13. The English Blog
The English Blog is a very handy blog that covers current affairs or other fun links and provides vocabulary lessons contained within. From Cartoon: Royal Stag Party:
“A bachelor party (USA and South Africa), also known as a stag party, stag night orstag do (United States, Canada, UK, Ireland and New Zealand), a bull’s party (South Africa), and a buck’s party or buck’s night (Australia) is a party held for a bachelor shortly before he enters marriage, to make the most of his final opportunity to engage in activities a new partner might not approve of, or merely to spend time with his male friends (who are often in his wedding party afterwards).”
Interesting cultural and language tidbits straight from China! Like Andrew at How to Learn Spanish, John at Sinosplice believes in knowing a culture through its language. From CNY Confusion Ahead (But Also CNY Sexiness):
“Chinese New Year (CNY) is this week, and it’s bound to cause confusion. This is because we’ve basically got three systems for numbering days overlapping, and quite close together:
1. The days of the week are referred to by numbers, starting with Monday (AKA “One-day”), then Tuesday (AKA “Two-day”), etc. In Chinese they’re 星期一、星期二、星期三、星期四、星期五、星期六、星期天.
2. For most of the year, dates are also referred to using the Western system. So starting Tuesday (today), it’s the first (1号). (Which is also Two-day.)
3. Since it’s CNY, everyone switches over to the lunar system for just a week or so. Day one of the lunar month (初一) is Thursday (which is Four-day, and also the third).”
It’s the Magic of Learning! Langwitches is run by Silvia, a World Language teacher, Technology Integration Facilitator and 21st Century Learning Specialist. She covers everything language and education, and sometimes both! From Creating a Techno-Tale in iMovie:
“What is a techno-tale? A techno-tale is a digitally told story. There are many ways to create digital stories. One option is to create an illustrated book-style movie with students telling the story in their own recorded voices. 1. Decide if you will create a collaborative classroom story (each student contributing one page or part to the book) or an individual student story (each student illustrates and records the entire book). 2. Have students illustrate each part of the story. 3. Take pictures or scan in the illustrations. 4. Upload theses images to your computer. Organize them in one folder for convenient access.”
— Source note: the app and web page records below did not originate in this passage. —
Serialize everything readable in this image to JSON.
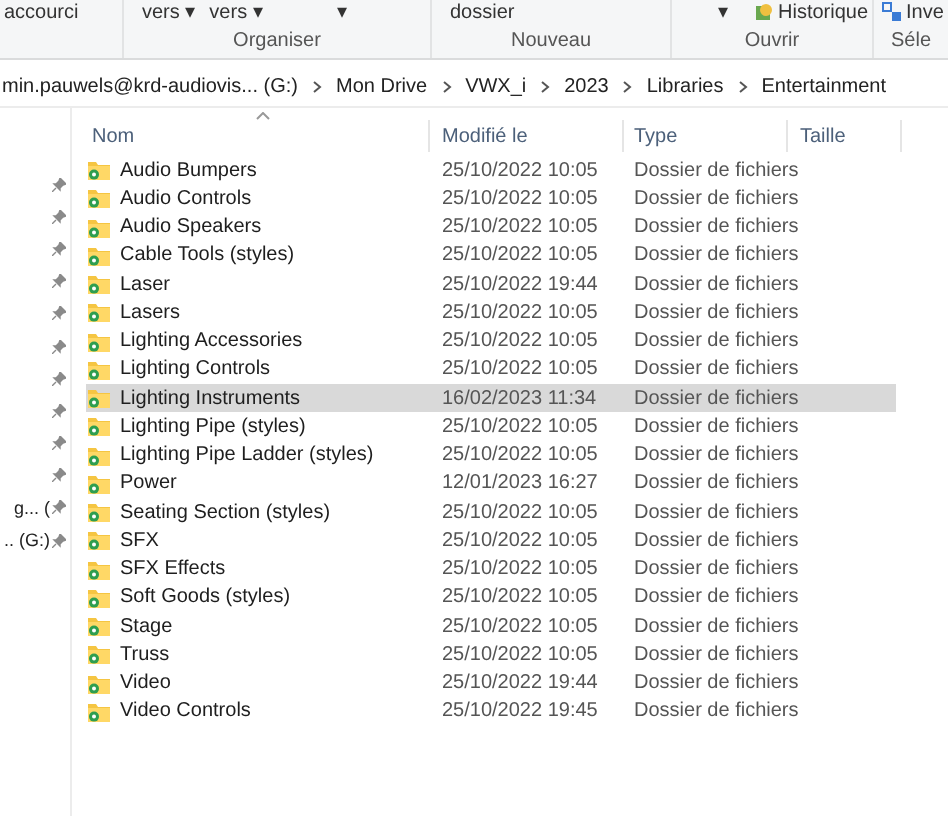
{
  "ribbon": {
    "groups": [
      {
        "controls": [
          "accourci"
        ]
      },
      {
        "label": "Organiser",
        "controls": [
          "vers ▾",
          "vers ▾",
          "▾"
        ]
      },
      {
        "label": "Nouveau",
        "controls": [
          "dossier"
        ]
      },
      {
        "label": "Ouvrir",
        "controls": [
          "▾",
          "Historique"
        ]
      },
      {
        "label": "Séle",
        "controls": [
          "Inve"
        ]
      }
    ]
  },
  "breadcrumb": [
    "min.pauwels@krd-audiovis... (G:)",
    "Mon Drive",
    "VWX_i",
    "2023",
    "Libraries",
    "Entertainment"
  ],
  "nav": [
    {
      "pinned": true
    },
    {
      "pinned": true
    },
    {
      "pinned": true
    },
    {
      "pinned": true
    },
    {
      "pinned": true
    },
    {
      "pinned": true
    },
    {
      "pinned": true
    },
    {
      "pinned": true
    },
    {
      "pinned": true
    },
    {
      "pinned": true
    },
    {
      "label": "g... (",
      "pinned": true
    },
    {
      "label": ".. (G:)",
      "pinned": true
    }
  ],
  "table": {
    "columns": [
      "Nom",
      "Modifié le",
      "Type",
      "Taille"
    ],
    "sort_ascending": true,
    "rows": [
      {
        "name": "Audio Bumpers",
        "modified": "25/10/2022 10:05",
        "type": "Dossier de fichiers",
        "selected": false
      },
      {
        "name": "Audio Controls",
        "modified": "25/10/2022 10:05",
        "type": "Dossier de fichiers",
        "selected": false
      },
      {
        "name": "Audio Speakers",
        "modified": "25/10/2022 10:05",
        "type": "Dossier de fichiers",
        "selected": false
      },
      {
        "name": "Cable Tools (styles)",
        "modified": "25/10/2022 10:05",
        "type": "Dossier de fichiers",
        "selected": false
      },
      {
        "name": "Laser",
        "modified": "25/10/2022 19:44",
        "type": "Dossier de fichiers",
        "selected": false
      },
      {
        "name": "Lasers",
        "modified": "25/10/2022 10:05",
        "type": "Dossier de fichiers",
        "selected": false
      },
      {
        "name": "Lighting Accessories",
        "modified": "25/10/2022 10:05",
        "type": "Dossier de fichiers",
        "selected": false
      },
      {
        "name": "Lighting Controls",
        "modified": "25/10/2022 10:05",
        "type": "Dossier de fichiers",
        "selected": false
      },
      {
        "name": "Lighting Instruments",
        "modified": "16/02/2023 11:34",
        "type": "Dossier de fichiers",
        "selected": true
      },
      {
        "name": "Lighting Pipe (styles)",
        "modified": "25/10/2022 10:05",
        "type": "Dossier de fichiers",
        "selected": false
      },
      {
        "name": "Lighting Pipe Ladder (styles)",
        "modified": "25/10/2022 10:05",
        "type": "Dossier de fichiers",
        "selected": false
      },
      {
        "name": "Power",
        "modified": "12/01/2023 16:27",
        "type": "Dossier de fichiers",
        "selected": false
      },
      {
        "name": "Seating Section (styles)",
        "modified": "25/10/2022 10:05",
        "type": "Dossier de fichiers",
        "selected": false
      },
      {
        "name": "SFX",
        "modified": "25/10/2022 10:05",
        "type": "Dossier de fichiers",
        "selected": false
      },
      {
        "name": "SFX Effects",
        "modified": "25/10/2022 10:05",
        "type": "Dossier de fichiers",
        "selected": false
      },
      {
        "name": "Soft Goods (styles)",
        "modified": "25/10/2022 10:05",
        "type": "Dossier de fichiers",
        "selected": false
      },
      {
        "name": "Stage",
        "modified": "25/10/2022 10:05",
        "type": "Dossier de fichiers",
        "selected": false
      },
      {
        "name": "Truss",
        "modified": "25/10/2022 10:05",
        "type": "Dossier de fichiers",
        "selected": false
      },
      {
        "name": "Video",
        "modified": "25/10/2022 19:44",
        "type": "Dossier de fichiers",
        "selected": false
      },
      {
        "name": "Video Controls",
        "modified": "25/10/2022 19:45",
        "type": "Dossier de fichiers",
        "selected": false
      }
    ]
  }
}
Also don’t miss her video featuring 3rd graders instructing us all on how to create a quality blog comments. And hey, while you’re at it, create a quality comment on this post!